→ Assignment:
Keeping every character in place, output all the data.

++++ Listed records

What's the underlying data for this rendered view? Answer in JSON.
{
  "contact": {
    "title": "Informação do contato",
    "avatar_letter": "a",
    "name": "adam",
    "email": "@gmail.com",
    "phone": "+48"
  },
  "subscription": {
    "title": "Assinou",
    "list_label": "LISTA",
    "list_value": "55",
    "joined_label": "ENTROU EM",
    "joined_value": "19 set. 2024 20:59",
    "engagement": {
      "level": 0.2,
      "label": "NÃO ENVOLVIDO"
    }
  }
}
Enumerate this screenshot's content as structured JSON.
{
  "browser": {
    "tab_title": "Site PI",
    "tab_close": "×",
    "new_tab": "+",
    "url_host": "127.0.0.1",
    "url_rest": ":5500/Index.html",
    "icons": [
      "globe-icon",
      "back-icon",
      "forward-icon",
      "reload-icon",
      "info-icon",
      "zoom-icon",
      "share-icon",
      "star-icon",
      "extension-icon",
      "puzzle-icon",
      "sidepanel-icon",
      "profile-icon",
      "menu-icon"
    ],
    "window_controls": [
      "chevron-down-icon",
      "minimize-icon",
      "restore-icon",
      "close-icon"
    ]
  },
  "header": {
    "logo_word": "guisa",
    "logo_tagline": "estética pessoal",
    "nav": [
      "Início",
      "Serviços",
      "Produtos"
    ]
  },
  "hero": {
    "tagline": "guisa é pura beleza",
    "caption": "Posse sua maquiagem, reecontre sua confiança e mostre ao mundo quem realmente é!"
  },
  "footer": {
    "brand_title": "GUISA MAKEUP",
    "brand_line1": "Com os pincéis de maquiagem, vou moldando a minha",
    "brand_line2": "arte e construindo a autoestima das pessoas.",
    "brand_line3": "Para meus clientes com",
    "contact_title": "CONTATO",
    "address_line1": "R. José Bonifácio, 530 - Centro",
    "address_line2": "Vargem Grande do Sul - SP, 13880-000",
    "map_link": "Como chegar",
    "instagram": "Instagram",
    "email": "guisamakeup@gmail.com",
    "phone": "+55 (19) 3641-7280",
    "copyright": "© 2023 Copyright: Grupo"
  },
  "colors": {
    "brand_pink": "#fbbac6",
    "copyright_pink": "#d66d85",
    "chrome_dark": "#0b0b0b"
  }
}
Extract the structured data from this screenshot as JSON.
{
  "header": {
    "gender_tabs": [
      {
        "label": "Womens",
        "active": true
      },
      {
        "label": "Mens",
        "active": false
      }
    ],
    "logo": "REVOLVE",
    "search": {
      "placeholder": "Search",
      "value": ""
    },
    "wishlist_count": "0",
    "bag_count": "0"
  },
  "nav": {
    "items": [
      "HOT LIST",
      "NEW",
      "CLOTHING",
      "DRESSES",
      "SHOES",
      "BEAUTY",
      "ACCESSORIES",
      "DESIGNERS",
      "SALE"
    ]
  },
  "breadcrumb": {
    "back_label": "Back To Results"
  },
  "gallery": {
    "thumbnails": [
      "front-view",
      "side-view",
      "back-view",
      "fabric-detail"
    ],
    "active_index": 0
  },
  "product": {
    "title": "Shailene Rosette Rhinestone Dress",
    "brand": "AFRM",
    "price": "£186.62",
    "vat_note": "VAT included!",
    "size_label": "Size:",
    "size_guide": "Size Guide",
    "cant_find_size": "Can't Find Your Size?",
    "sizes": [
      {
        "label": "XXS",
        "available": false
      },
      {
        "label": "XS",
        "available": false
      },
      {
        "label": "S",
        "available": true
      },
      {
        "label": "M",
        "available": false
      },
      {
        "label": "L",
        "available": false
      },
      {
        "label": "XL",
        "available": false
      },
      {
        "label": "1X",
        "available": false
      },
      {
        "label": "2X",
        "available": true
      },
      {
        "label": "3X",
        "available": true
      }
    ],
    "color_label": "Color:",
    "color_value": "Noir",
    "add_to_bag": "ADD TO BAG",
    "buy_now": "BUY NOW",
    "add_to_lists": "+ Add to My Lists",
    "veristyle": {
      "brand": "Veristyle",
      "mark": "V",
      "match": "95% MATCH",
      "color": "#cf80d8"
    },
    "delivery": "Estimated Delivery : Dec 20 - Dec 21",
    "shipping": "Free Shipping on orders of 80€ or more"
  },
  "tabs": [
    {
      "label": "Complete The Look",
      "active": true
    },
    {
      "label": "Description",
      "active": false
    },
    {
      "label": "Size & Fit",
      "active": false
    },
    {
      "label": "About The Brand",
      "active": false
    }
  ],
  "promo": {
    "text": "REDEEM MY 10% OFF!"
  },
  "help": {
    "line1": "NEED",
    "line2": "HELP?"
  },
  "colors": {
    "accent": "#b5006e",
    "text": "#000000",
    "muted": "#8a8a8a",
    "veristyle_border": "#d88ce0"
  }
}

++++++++

→ Exercise solution:
What's the underlying data for this rendered view? Answer in JSON.
{
  "contact": {
    "title": "Informação do contato",
    "avatar_letter": "a",
    "name": "adam",
    "email": "@gmail.com",
    "phone": "+48"
  },
  "subscription": {
    "title": "Assinou",
    "list_label": "LISTA",
    "list_value": "55",
    "joined_label": "ENTROU EM",
    "joined_value": "19 set. 2024 20:59",
    "engagement": {
      "level": 0.2,
      "label": "NÃO ENVOLVIDO"
    }
  }
}
Enumerate this screenshot's content as structured JSON.
{
  "browser": {
    "tab_title": "Site PI",
    "tab_close": "×",
    "new_tab": "+",
    "url_host": "127.0.0.1",
    "url_rest": ":5500/Index.html",
    "icons": [
      "globe-icon",
      "back-icon",
      "forward-icon",
      "reload-icon",
      "info-icon",
      "zoom-icon",
      "share-icon",
      "star-icon",
      "extension-icon",
      "puzzle-icon",
      "sidepanel-icon",
      "profile-icon",
      "menu-icon"
    ],
    "window_controls": [
      "chevron-down-icon",
      "minimize-icon",
      "restore-icon",
      "close-icon"
    ]
  },
  "header": {
    "logo_word": "guisa",
    "logo_tagline": "estética pessoal",
    "nav": [
      "Início",
      "Serviços",
      "Produtos"
    ]
  },
  "hero": {
    "tagline": "guisa é pura beleza",
    "caption": "Posse sua maquiagem, reecontre sua confiança e mostre ao mundo quem realmente é!"
  },
  "footer": {
    "brand_title": "GUISA MAKEUP",
    "brand_line1": "Com os pincéis de maquiagem, vou moldando a minha",
    "brand_line2": "arte e construindo a autoestima das pessoas.",
    "brand_line3": "Para meus clientes com",
    "contact_title": "CONTATO",
    "address_line1": "R. José Bonifácio, 530 - Centro",
    "address_line2": "Vargem Grande do Sul - SP, 13880-000",
    "map_link": "Como chegar",
    "instagram": "Instagram",
    "email": "guisamakeup@gmail.com",
    "phone": "+55 (19) 3641-7280",
    "copyright": "© 2023 Copyright: Grupo"
  },
  "colors": {
    "brand_pink": "#fbbac6",
    "copyright_pink": "#d66d85",
    "chrome_dark": "#0b0b0b"
  }
}
Extract the structured data from this screenshot as JSON.
{
  "header": {
    "gender_tabs": [
      {
        "label": "Womens",
        "active": true
      },
      {
        "label": "Mens",
        "active": false
      }
    ],
    "logo": "REVOLVE",
    "search": {
      "placeholder": "Search",
      "value": ""
    },
    "wishlist_count": "0",
    "bag_count": "0"
  },
  "nav": {
    "items": [
      "HOT LIST",
      "NEW",
      "CLOTHING",
      "DRESSES",
      "SHOES",
      "BEAUTY",
      "ACCESSORIES",
      "DESIGNERS",
      "SALE"
    ]
  },
  "breadcrumb": {
    "back_label": "Back To Results"
  },
  "gallery": {
    "thumbnails": [
      "front-view",
      "side-view",
      "back-view",
      "fabric-detail"
    ],
    "active_index": 0
  },
  "product": {
    "title": "Shailene Rosette Rhinestone Dress",
    "brand": "AFRM",
    "price": "£186.62",
    "vat_note": "VAT included!",
    "size_label": "Size:",
    "size_guide": "Size Guide",
    "cant_find_size": "Can't Find Your Size?",
    "sizes": [
      {
        "label": "XXS",
        "available": false
      },
      {
        "label": "XS",
        "available": false
      },
      {
        "label": "S",
        "available": true
      },
      {
        "label": "M",
        "available": false
      },
      {
        "label": "L",
        "available": false
      },
      {
        "label": "XL",
        "available": false
      },
      {
        "label": "1X",
        "available": false
      },
      {
        "label": "2X",
        "available": true
      },
      {
        "label": "3X",
        "available": true
      }
    ],
    "color_label": "Color:",
    "color_value": "Noir",
    "add_to_bag": "ADD TO BAG",
    "buy_now": "BUY NOW",
    "add_to_lists": "+ Add to My Lists",
    "veristyle": {
      "brand": "Veristyle",
      "mark": "V",
      "match": "95% MATCH",
      "color": "#cf80d8"
    },
    "delivery": "Estimated Delivery : Dec 20 - Dec 21",
    "shipping": "Free Shipping on orders of 80€ or more"
  },
  "tabs": [
    {
      "label": "Complete The Look",
      "active": true
    },
    {
      "label": "Description",
      "active": false
    },
    {
      "label": "Size & Fit",
      "active": false
    },
    {
      "label": "About The Brand",
      "active": false
    }
  ],
  "promo": {
    "text": "REDEEM MY 10% OFF!"
  },
  "help": {
    "line1": "NEED",
    "line2": "HELP?"
  },
  "colors": {
    "accent": "#b5006e",
    "text": "#000000",
    "muted": "#8a8a8a",
    "veristyle_border": "#d88ce0"
  }
}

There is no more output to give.